With that out of the way, you’re ready to start the next crucial step of focusing on the media that reaches your audience. When searching, go deeper than just “art magazines” or “journalists who cover sports”. Chances are you already have a choice lists of sites and writers you visit regularly to stay abreast of your industry, so start with there. In turn, check out who they read and follow on social. Set up Google Alerts  with key words to let you know whenever your subject matter is in the news, and if it’s in the budget, use a service offered by companies such as CisionAgility PR , and Meltwater that offer media database access. These databases allow you to specifically search and have contact information for journalists, outlets, publications, and influencers who cover your beat. Remember though, just like us, journalists don’t always stay on the same path. Check in regularly to make sure they’re still part of your tribe.

2. Customize your outreach

Now that you’ve determined your audience and have a killer listing of who’s talking to them already, it’s time to plan how you’ll get in touch.
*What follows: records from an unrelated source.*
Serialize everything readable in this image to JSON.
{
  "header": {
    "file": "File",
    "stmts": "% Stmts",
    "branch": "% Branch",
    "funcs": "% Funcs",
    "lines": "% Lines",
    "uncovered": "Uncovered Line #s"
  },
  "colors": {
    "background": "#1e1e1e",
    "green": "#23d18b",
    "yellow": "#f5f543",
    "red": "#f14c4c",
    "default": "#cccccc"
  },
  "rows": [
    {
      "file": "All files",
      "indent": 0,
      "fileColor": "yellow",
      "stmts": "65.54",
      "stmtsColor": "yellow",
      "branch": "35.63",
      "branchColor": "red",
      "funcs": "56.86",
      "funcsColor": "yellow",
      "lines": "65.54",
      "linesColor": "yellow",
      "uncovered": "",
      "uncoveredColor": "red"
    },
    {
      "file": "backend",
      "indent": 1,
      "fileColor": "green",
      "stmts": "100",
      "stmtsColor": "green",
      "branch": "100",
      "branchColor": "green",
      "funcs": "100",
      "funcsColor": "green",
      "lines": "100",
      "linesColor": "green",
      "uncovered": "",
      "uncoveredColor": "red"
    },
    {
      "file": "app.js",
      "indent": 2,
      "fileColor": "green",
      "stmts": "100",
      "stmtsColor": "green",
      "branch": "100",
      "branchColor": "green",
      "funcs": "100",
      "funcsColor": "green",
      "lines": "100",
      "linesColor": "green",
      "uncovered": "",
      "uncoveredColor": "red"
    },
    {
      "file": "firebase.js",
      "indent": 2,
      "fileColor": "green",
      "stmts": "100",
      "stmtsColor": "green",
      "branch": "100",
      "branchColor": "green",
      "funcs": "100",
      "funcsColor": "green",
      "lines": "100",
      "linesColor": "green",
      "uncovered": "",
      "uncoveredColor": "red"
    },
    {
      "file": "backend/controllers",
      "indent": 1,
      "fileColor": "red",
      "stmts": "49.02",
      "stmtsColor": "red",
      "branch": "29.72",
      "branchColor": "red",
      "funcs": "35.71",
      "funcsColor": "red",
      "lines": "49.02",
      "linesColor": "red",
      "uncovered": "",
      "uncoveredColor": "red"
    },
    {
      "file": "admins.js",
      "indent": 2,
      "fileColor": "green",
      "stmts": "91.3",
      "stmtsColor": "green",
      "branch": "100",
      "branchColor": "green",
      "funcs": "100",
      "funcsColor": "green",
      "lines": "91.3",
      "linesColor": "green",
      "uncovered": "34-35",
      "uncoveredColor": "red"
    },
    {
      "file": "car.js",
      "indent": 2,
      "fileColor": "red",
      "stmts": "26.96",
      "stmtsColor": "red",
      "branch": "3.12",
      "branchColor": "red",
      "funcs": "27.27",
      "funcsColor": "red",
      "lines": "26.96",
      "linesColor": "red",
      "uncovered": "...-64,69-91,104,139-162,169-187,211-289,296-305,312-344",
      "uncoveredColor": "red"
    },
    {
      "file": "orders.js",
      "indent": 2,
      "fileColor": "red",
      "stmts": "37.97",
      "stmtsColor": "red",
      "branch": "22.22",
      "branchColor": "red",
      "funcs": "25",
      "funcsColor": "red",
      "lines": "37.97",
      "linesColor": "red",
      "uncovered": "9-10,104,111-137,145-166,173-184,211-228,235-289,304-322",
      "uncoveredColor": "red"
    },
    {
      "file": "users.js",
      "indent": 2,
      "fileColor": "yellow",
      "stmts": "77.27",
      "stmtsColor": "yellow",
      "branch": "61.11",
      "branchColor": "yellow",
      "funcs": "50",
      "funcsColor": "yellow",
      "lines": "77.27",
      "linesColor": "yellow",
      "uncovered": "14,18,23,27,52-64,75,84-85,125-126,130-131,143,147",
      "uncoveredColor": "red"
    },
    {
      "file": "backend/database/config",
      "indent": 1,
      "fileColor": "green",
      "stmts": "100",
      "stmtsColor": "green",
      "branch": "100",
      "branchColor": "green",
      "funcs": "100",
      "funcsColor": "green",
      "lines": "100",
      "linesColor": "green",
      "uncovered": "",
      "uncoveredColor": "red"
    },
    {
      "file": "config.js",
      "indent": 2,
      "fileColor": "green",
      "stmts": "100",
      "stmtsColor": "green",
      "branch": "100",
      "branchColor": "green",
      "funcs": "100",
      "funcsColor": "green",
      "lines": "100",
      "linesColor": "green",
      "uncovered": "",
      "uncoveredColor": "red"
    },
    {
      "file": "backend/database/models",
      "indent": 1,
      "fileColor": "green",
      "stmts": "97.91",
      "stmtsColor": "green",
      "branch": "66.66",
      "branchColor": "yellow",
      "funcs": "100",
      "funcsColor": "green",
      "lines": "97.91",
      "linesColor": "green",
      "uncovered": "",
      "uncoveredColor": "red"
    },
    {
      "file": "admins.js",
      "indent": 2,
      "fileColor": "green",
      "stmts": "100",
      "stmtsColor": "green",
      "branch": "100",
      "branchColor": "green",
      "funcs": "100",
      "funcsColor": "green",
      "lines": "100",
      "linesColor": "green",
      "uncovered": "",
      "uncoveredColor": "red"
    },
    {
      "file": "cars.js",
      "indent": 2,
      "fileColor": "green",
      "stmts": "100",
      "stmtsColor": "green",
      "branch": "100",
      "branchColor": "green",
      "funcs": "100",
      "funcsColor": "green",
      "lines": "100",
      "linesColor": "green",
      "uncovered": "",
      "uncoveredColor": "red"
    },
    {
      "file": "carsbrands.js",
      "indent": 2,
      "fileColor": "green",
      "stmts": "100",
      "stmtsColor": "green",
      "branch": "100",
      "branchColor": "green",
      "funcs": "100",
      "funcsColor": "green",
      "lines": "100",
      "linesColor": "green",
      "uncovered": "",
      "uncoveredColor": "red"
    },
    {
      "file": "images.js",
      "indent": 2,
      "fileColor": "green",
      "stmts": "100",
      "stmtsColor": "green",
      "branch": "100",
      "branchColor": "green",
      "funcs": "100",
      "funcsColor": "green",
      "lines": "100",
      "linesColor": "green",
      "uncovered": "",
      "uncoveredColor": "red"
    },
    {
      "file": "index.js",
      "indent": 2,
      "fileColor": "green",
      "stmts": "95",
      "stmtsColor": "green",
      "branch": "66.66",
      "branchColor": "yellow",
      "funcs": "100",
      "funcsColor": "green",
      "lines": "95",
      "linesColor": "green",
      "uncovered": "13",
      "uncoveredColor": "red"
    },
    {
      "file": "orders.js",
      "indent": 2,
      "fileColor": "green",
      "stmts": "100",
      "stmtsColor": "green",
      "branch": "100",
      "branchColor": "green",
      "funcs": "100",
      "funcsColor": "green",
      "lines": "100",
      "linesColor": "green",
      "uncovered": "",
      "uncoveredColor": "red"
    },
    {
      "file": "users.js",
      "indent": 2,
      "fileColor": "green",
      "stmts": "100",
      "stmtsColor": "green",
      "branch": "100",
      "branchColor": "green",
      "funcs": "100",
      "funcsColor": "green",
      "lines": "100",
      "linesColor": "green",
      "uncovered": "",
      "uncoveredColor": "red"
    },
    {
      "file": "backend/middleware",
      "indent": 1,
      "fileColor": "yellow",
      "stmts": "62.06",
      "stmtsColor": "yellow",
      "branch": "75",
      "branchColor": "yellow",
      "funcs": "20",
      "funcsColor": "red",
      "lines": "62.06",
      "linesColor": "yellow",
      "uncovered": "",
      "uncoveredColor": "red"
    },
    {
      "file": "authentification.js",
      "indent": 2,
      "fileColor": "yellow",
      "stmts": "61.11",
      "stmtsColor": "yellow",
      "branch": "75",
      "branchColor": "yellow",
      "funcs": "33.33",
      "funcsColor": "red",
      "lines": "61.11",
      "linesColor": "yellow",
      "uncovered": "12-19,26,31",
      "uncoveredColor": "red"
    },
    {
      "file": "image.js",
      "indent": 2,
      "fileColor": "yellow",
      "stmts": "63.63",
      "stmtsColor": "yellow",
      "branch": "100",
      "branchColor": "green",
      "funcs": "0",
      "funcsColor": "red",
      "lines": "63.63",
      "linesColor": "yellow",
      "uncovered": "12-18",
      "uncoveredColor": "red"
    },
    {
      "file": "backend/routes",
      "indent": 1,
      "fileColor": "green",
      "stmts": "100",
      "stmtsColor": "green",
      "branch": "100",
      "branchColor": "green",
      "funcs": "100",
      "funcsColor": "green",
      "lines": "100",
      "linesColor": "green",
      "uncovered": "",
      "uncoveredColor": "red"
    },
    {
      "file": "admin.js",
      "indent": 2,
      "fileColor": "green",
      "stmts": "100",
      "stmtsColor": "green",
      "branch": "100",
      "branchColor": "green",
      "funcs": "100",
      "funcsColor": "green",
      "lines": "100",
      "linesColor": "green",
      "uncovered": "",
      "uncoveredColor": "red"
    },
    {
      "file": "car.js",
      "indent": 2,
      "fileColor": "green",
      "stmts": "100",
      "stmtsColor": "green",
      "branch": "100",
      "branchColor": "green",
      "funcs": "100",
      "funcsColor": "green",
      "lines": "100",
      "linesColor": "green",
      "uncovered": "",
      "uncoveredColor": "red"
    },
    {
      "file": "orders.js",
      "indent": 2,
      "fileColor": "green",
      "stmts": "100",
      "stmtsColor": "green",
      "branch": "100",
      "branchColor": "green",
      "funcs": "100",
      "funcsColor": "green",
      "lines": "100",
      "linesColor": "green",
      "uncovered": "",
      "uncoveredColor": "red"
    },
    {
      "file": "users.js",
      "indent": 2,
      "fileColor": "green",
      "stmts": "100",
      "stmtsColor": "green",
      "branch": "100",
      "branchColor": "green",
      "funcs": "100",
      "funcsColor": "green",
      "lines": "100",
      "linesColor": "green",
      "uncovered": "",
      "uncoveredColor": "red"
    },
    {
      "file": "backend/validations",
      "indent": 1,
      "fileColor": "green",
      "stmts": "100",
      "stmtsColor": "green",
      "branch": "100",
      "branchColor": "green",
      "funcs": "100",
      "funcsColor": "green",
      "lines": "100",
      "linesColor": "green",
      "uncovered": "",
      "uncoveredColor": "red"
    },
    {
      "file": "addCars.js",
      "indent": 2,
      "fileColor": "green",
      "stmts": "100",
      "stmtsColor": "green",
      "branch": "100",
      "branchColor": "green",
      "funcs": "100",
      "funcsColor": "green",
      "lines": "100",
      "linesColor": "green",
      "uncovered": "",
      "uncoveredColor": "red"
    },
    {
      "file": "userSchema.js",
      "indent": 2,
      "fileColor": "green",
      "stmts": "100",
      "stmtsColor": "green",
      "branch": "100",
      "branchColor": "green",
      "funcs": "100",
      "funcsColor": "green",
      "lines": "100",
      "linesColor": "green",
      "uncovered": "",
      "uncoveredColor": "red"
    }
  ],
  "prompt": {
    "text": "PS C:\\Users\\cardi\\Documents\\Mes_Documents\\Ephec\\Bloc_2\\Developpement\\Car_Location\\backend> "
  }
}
First, you’ll want to do another once-over on that list. Identify your “stars”; the ones who cover your area often and well. Custom pitches are time consuming so you’ll want to spend most of your efforts crafting outreach for this group, because, they’re worth it. Read the last few articles/posts they’ve done. Identify the trend or sentiment and include that trend as part of the reason you’re reaching out to them specifically. Next, you’re selling them on why they are especially suited to cover your topic for a particular publication. Get to the point, their time is precious and in short supply, but give enough info to make it compelling.

This could be the start of a great relationship, so treat it that way. Be respectful of their time, mindful of their workload, say please and thanks, and stay in touch. Lastly, the journalist/site/publication needs content, and lots of it, every single day. You have a source of content. So rather than approach like a beggar, approach like the business partner you are.

3. Follow-up

There’s no cute pun here. Seriously, just follow-up. Journalists get so very many pitches every day. Many are ill-fitting, poorly written, or worse. They do a lot of skimming, ignoring, and deleting, it’s a survival tool. Therefore, when you know you have something worth a second look, don’t be afraid to follow-up. Ask what they thought of the pitch/idea, and if they’re interested. Suggest an alternate angle and whether a later date might work better. Even if they’re not currently into it, they could be interested later, so use the opportunity for feedback. If you get interaction, keep or add them to that special list. Start to get to know them better through their writing, and try them again when you have another great idea. If they cover you, be sure to send a thank-you.

4. Stay informed

You can in fact make an educated guess as to whether a journalist might be interested in your story – by staying current. Stay abreast of what’s trending in the news, the world at large, and especially within your industry. What are you seeing a lot of articles about? What seems to be the hot topic of the moment? The more in-tune your pitches are with what is currently happening, the more likely your pitch fits into the editorial plan, and will in turn be seen as a valuable source.

5. Analyze the results

Once you’ve gone through a complete cycle, do an analysis. Assess what worked, what didn’t, the feedback you’ve received, and how many responses and subsequent hits you got. Keep track of all results. Google Analytics  can help with hard stats about how hits are helping to drive traffic for you. The next time, it’ll be easier, and more successful, because you’ll have learnings you can use to be that much better.

 

Powered by WordPress & Theme by Anders Norén

%d bloggers like this: